To identify and acknowledge your personal caregiver strengths, set aside a few minutes for personal reflection. Ask yourself the following questions:

  • What gives me energy?
  • What am I good at? What do I do best? What do I do well?
  • What am I naturally good at? What comes naturally to me?
  • What are my best character traits?
  • What things do I look forward to doing?
  • When faced with challenges or adversity, what strengths do I bring to these challenges?
  • What do I handle well?

This is no time for false humility. Do not censor or judge yourself. This is a time for honest reflection on what you do well. It may be an activity, a character trait, a situation, or some combination of all of these.

If you find it difficult to assess your caregiver strengths, ask your best friend or someone who knows you well to answer these questions about you. In the context of your work life, what would others say are your strengths? If you were applying for a job today, what would you identify as your strengths (you know they are going to ask you this question!).

Caregiver Strengths Exercise

The following statements will help you focus in on your strengths as a family caregiver. Your task is to decide the strength of your agreement with each statement, using the following scale:

  1. All the time
  2. Sometimes
  3. Hardly ever

There are no “right” or “wrong” answers. Select the number that most closely reflects you. Take your time and consider each statement carefully.

I see myself as someone who is…

  1. Resilient (All the Time, Sometimes, or Hardly Ever – Record your rating)
  2. Patient
  3. Flexible
  4. Compassionate
  5. Optimistic
  6. Confident
  7. Organized
  8. Able to laugh easily/see the humour in the situation

Harnessing your caregiver strengths

Now that you have identified and acknowledged your personal caregiver strengths you can decide to consciously approach your caregiving by harnessing these strengths and applying them to your family caregiving experiences and activities.

Conversely, what has likely emerged is a conscious understanding of what your greatest challenges are and where you are not at your best.

It is equally important to have this awareness because you can develop a caregiver action plan to manage these challenges. Try to limit them to the bare minimum, delegate them to someone else for whom they are strengths, and/or make a decision and plan to nurture and enhance your challenges.

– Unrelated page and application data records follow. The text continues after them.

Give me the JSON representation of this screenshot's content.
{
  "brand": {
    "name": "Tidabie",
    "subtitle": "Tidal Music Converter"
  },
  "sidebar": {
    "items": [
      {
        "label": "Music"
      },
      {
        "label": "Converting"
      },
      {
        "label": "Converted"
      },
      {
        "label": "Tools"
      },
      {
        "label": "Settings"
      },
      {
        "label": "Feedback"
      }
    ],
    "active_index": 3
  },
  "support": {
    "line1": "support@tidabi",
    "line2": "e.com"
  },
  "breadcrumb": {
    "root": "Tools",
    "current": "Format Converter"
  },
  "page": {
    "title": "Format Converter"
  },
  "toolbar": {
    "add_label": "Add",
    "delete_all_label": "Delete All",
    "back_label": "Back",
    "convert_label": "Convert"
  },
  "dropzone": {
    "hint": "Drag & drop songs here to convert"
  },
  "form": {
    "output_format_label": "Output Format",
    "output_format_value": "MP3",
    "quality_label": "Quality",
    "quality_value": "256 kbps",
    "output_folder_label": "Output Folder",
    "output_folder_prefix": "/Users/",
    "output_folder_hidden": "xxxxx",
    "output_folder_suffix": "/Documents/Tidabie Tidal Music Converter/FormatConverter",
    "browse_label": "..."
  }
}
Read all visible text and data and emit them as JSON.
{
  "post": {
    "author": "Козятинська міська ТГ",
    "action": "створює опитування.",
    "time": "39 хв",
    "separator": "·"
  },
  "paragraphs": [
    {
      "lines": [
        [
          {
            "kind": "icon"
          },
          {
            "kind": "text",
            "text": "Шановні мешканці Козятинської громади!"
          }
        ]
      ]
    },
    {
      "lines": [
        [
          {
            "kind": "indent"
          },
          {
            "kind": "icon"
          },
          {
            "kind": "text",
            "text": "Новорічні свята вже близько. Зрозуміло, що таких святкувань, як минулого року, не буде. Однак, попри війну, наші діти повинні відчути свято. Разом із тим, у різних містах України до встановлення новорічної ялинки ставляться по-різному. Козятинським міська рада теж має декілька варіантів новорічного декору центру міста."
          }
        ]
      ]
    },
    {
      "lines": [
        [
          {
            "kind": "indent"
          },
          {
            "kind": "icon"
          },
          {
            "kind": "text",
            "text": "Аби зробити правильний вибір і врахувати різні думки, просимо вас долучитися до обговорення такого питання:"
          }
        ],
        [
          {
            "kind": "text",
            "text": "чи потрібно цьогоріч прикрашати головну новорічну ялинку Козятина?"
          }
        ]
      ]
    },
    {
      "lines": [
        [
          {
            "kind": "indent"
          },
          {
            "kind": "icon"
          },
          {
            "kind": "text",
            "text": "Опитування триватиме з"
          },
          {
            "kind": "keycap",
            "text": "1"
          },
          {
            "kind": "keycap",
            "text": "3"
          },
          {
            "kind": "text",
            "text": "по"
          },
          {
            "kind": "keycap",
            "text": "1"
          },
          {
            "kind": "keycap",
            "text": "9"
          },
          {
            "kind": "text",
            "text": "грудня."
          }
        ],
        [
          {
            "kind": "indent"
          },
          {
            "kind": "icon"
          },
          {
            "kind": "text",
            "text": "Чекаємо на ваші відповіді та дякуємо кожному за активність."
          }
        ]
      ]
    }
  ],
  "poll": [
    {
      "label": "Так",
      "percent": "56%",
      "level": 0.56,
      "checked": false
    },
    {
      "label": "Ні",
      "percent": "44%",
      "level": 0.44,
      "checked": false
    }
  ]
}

In the field of positive psychology, recent research1 supports that it is entirely possible to cultivate or further develop traits or personal strengths and it is also possible to strengthen so-called weaknesses. In other words, it is possible for all of us to change how we approach life’s experiences and challenges.

How are you going to harness your caregiver strengths?

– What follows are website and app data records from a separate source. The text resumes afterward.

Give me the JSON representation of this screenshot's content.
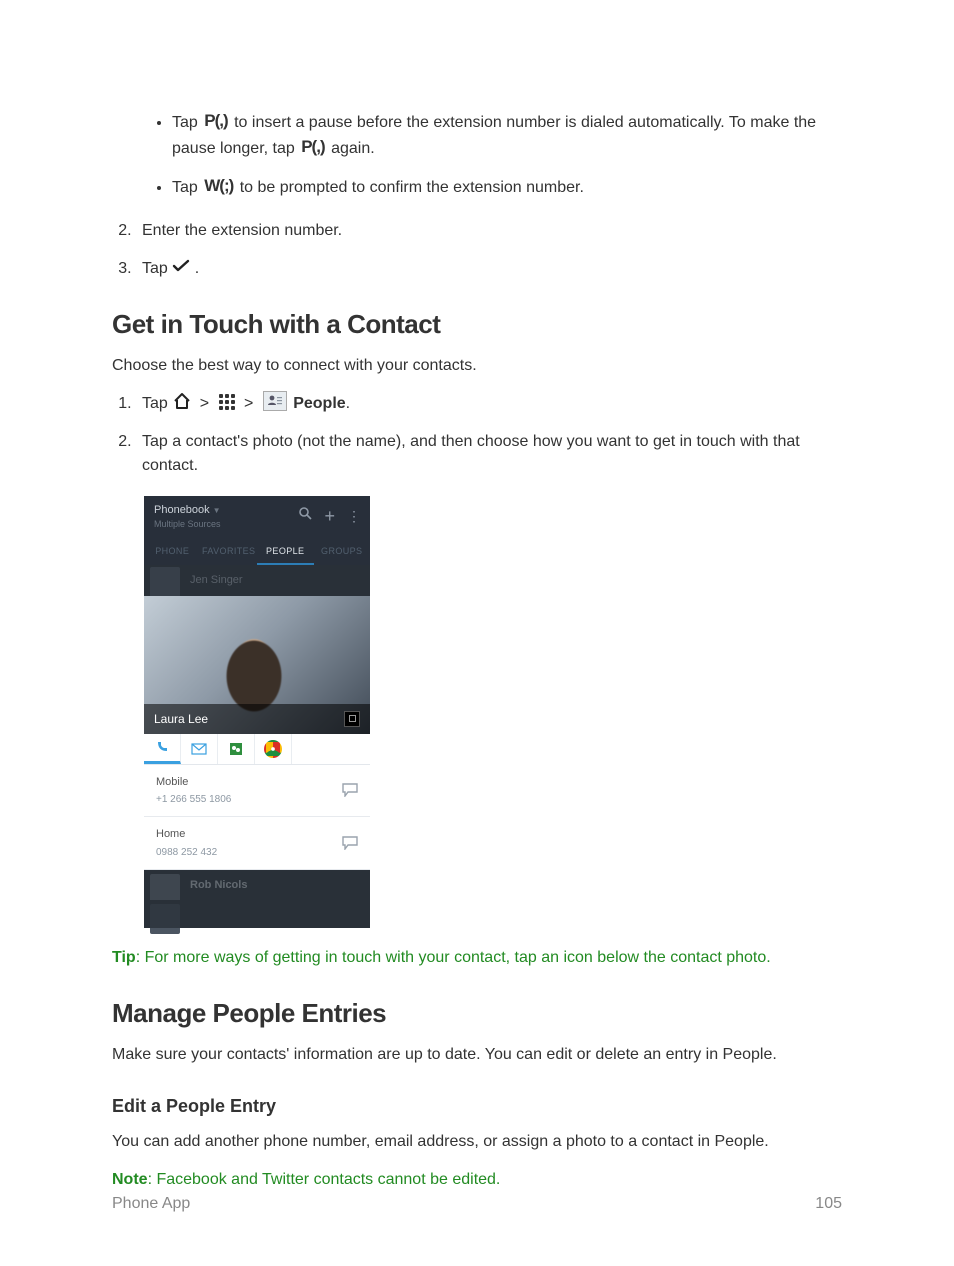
{
  "bullets": {
    "pause1_a": "Tap ",
    "pause1_b": " to insert a pause before the extension number is dialed automatically. To make the pause longer, tap ",
    "pause1_c": " again.",
    "wait_a": "Tap ",
    "wait_b": " to be prompted to confirm the extension number."
  },
  "steps_top": {
    "s2": "Enter the extension number.",
    "s3_a": "Tap ",
    "s3_b": " ."
  },
  "section1": {
    "title": "Get in Touch with a Contact",
    "intro": "Choose the best way to connect with your contacts.",
    "step1_a": "Tap ",
    "chev": " > ",
    "chev2": " > ",
    "people_label": " People",
    "step1_b": ".",
    "step2": "Tap a contact's photo (not the name), and then choose how you want to get in touch with that contact."
  },
  "tip": {
    "label": "Tip",
    "text": ": For more ways of getting in touch with your contact, tap an icon below the contact photo."
  },
  "section2": {
    "title": "Manage People Entries",
    "intro": "Make sure your contacts' information are up to date. You can edit or delete an entry in People."
  },
  "subsection": {
    "title": "Edit a People Entry",
    "intro": "You can add another phone number, email address, or assign a photo to a contact in People."
  },
  "note": {
    "label": "Note",
    "text": ": Facebook and Twitter contacts cannot be edited."
  },
  "phone": {
    "title": "Phonebook",
    "subtitle": "Multiple Sources",
    "tabs": [
      "PHONE",
      "FAVORITES",
      "PEOPLE",
      "GROUPS"
    ],
    "dim_top_name": "Jen Singer",
    "card_name": "Laura Lee",
    "num1_label": "Mobile",
    "num1_value": "+1 266 555 1806",
    "num2_label": "Home",
    "num2_value": "0988 252 432",
    "dim_bottom_name": "Rob Nicols"
  },
  "icons": {
    "p_pause": "P(,)",
    "w_wait": "W(;)"
  },
  "footer": {
    "left": "Phone App",
    "right": "105"
  }
}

Look at your list of personal strengths.

  • How can you draw upon and really leverage your strengths more as a family caregiver?
  • If possible, can you change anything in your caregiving situation to work more with your strengths?
  • Can you delegate tasks that don’t align with your strengths?
  • On the other hand, are there opportunities for you to work on and strengthen any weaknesses?
  • Is there a trait that really matters to you?

Is this an opportunity to set an intention for yourself for the next week? Identify one goal to either leverage a strength more or to further develop and overcome a weakness. Observe any changes that occur when you intentionally put your caregiver strengths into action.

Natalie Strouth is a Caregiver Support Program Manager at St. Elizabeth Healthcare. This article originally appeared on elizz.com and is reprinted with permission.